Just like with photos, not every MOV file is a video taken by your device. And here's the kicker: the video portion of Live Photos is not embedded into the image file (like is the case on some Android phones) and ends up saved as a separate MOV file. I am in the school of thought that these "Live Photo videos" should be kept alongside their corresponding photos and, therefore, should be treated differently from regular video recordings.

Fortunately, with the help of MediaInfo, there are some metadata clues we can use:

  1. Video recordings have a comapplequicktimemake field that says "Apple".

  2. Live Photo videos have a livephoto field.

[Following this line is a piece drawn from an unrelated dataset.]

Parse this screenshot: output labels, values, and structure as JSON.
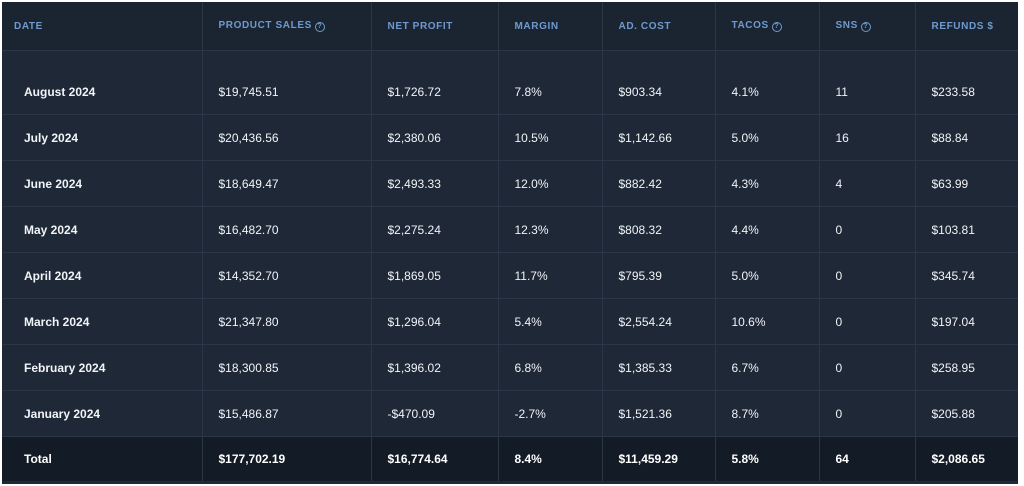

While photos have a field to help group by boot time, videos don't have that data. But the filename methodology is still viable.

Is it a screenshot?

We can use ExifTool to parse two fields:

  1. The ICC_Profile:DeviceManufacturer or ICC_Profile:PrimaryPlatform field should say "APPL".

  2. The EXIF:UserComment field should say "Screenshot".


Same with videos, we are limited to using the filename methodology.

Is it a screen recording?

For whatever reason, these files are MP4 instead of MOV, so that is already one differentiator. And of course, to differentiate from any other MP4, we can use metadata.

The performer field should say "ReplayKitRecording".


We are limited to the filename methodology.

In an ideal world, we shouldn't need this tool.

I just detailed a lot of thought and effort that went into working around a limitation of iOS. I want to make it clear that I wish I didn't need to do this at all. Credit where credit is due, we must compare with the competition. Android allows you to navigate the folder structure and avoids the problem:

Camera photos (including Live)Image files in DCIM/Camera
Live photo videosEmbedded into the image files in DCIM/Camera
Camera videosVideo files in DCIM/Camera
Screen recordingsFiles that start with "screen" in Movies
Anything received from othersDownload

A human can navigate to what they want on their own without the need for some tool(s) people put online. Isn't that better?

As things are now though, enjoy my tool! Hope you find it as useful as I do.

To be continued...

As mentioned before, I still need to design and implement support for differentiating between your photos and those shared to you. I will save that for a followup post.